**WHAT YOU HAVE TO DO**
Scan the records below for the word "icon" and give only the number of lines that hold it.

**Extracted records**

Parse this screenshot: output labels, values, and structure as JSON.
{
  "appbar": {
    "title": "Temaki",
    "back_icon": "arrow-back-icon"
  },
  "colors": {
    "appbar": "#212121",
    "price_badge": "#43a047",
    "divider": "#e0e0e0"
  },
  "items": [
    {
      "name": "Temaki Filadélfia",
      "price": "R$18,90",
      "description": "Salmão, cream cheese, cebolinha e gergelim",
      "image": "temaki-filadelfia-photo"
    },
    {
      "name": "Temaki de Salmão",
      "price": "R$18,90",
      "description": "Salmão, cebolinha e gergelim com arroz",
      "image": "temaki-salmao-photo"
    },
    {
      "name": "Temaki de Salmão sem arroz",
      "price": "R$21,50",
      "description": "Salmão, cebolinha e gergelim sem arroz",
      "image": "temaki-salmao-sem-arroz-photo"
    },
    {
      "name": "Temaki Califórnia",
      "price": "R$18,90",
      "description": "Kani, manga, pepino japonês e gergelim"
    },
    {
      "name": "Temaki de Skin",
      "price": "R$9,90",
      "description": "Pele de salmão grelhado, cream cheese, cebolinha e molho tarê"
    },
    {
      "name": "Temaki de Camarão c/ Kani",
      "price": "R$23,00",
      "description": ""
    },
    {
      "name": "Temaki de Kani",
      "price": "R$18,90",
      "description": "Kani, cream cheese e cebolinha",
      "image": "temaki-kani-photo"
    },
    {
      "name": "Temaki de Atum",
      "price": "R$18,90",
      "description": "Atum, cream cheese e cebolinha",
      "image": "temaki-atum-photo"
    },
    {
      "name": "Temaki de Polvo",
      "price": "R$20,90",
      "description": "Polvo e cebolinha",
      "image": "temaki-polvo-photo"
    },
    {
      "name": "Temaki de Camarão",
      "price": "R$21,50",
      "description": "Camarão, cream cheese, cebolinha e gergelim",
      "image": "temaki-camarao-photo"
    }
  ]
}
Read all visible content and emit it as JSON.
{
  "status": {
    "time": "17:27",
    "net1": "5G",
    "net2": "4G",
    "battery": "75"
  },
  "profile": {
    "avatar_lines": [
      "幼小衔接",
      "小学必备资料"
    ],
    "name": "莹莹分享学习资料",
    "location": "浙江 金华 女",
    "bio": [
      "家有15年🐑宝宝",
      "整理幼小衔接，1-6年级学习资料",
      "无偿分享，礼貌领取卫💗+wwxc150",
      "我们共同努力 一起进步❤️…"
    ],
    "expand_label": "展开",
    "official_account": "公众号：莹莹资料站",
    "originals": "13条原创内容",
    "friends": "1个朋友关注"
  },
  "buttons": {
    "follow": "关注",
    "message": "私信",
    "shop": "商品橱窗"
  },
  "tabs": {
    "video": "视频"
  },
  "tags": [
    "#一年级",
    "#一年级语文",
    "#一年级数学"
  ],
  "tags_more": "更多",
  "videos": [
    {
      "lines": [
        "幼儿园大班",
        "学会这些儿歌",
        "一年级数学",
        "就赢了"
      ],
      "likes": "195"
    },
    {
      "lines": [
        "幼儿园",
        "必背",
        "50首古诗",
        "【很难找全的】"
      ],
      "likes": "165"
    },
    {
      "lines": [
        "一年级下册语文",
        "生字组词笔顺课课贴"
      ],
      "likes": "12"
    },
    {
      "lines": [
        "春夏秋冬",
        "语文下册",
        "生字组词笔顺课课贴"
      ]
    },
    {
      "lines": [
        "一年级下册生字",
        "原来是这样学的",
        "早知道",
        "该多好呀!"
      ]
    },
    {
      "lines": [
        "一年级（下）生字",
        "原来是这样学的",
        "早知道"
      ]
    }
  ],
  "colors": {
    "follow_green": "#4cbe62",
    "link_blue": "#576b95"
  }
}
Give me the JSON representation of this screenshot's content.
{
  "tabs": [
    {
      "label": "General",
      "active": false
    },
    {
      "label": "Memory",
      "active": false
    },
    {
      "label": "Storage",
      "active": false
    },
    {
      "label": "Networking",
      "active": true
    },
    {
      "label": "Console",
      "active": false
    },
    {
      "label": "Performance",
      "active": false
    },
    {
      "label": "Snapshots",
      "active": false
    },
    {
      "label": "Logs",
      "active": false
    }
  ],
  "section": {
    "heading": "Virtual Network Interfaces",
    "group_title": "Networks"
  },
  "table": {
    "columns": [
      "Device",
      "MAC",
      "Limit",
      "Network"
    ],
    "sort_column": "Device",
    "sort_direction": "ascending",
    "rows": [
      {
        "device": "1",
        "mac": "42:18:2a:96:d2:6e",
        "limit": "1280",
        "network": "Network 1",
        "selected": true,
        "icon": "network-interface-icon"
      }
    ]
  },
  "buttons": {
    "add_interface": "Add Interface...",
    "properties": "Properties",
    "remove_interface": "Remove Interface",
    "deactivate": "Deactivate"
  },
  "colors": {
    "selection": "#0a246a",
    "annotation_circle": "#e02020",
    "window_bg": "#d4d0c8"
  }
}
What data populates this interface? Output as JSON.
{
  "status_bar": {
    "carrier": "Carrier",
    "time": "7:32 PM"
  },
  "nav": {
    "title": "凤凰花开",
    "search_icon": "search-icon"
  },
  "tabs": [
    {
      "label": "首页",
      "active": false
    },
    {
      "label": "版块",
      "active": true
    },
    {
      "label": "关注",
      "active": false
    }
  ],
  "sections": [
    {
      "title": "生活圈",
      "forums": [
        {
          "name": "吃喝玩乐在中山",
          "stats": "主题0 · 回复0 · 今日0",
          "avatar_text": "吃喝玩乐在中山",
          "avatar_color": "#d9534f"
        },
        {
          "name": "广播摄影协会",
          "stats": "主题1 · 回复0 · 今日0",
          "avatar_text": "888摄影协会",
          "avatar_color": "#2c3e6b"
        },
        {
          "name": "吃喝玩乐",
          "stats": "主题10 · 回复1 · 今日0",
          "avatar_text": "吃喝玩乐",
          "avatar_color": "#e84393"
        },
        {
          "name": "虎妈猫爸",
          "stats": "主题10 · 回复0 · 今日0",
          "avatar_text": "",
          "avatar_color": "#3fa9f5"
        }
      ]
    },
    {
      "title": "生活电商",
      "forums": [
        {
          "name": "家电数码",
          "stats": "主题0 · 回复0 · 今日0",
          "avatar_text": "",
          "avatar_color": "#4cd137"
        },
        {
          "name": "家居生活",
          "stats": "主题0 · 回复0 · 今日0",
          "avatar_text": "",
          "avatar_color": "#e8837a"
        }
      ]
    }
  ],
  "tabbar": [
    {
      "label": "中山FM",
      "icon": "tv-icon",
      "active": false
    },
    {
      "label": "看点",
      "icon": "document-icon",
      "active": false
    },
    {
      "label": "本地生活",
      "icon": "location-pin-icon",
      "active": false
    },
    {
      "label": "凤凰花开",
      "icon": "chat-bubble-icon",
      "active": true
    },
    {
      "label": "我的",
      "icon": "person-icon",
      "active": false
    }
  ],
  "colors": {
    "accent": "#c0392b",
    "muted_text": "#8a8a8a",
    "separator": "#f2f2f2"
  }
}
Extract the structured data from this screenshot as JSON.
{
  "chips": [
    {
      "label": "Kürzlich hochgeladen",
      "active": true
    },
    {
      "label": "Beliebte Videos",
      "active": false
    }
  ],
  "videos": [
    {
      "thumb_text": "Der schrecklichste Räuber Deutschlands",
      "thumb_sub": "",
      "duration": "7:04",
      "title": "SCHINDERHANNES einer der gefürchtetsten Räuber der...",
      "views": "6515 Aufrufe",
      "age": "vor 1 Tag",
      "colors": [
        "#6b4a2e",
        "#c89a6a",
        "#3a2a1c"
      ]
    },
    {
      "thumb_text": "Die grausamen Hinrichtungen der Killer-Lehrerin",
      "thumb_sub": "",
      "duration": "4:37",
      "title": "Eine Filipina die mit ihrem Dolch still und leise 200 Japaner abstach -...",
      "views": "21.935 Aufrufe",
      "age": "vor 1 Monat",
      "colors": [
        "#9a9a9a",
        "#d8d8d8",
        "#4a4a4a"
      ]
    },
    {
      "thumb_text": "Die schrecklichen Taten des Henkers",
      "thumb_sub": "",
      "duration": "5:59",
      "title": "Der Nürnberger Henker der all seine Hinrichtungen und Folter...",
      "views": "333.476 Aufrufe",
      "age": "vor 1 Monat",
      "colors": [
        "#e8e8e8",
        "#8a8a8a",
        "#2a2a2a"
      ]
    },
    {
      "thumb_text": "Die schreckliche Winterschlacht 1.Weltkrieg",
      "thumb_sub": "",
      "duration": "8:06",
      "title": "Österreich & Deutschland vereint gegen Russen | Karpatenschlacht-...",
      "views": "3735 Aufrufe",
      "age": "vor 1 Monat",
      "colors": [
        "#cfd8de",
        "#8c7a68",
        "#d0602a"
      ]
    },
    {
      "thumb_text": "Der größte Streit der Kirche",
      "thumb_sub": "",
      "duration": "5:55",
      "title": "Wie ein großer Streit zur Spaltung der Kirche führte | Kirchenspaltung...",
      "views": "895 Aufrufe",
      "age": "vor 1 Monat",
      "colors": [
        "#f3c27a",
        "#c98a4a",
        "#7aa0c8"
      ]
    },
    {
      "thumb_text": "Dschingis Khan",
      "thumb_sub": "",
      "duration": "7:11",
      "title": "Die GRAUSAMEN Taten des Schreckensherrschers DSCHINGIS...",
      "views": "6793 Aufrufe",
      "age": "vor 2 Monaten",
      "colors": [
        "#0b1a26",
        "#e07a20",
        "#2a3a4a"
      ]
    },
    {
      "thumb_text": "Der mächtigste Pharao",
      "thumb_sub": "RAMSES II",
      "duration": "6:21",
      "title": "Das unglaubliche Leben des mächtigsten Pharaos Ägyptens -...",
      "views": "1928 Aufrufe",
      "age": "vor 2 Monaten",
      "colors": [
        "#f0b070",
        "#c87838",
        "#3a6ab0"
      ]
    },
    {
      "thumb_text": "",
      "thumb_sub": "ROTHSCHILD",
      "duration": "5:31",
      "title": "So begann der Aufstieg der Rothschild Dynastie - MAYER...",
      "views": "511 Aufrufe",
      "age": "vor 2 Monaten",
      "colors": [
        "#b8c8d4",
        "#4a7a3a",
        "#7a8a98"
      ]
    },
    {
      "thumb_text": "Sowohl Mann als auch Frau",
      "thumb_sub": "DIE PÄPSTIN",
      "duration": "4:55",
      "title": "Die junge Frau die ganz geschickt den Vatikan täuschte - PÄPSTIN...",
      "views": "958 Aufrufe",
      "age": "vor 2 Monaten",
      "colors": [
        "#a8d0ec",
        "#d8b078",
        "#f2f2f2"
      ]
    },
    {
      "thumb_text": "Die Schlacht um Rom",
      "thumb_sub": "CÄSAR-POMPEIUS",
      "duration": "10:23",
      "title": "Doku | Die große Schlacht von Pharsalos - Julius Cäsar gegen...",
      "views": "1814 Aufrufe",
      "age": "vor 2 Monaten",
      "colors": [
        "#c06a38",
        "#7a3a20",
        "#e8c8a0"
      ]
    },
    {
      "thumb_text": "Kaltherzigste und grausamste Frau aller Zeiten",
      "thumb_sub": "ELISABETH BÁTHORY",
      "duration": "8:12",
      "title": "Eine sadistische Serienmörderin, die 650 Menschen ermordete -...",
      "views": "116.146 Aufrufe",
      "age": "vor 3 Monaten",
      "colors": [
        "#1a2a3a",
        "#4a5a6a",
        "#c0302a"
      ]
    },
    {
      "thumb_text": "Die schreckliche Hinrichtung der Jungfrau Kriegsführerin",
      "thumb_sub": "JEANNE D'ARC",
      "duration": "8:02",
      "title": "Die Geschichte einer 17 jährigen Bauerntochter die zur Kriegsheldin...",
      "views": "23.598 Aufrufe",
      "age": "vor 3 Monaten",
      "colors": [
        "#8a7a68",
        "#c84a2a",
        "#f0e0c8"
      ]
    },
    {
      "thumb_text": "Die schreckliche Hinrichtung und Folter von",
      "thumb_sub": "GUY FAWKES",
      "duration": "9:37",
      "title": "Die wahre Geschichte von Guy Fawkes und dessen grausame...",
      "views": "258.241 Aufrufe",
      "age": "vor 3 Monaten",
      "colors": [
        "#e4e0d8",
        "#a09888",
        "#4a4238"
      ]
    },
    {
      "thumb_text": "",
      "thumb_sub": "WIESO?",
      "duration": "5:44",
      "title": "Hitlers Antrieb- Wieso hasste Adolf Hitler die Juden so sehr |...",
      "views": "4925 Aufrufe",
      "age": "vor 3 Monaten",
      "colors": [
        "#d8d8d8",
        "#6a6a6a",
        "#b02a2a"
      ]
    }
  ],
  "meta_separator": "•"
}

**ANSWER SECTION**
8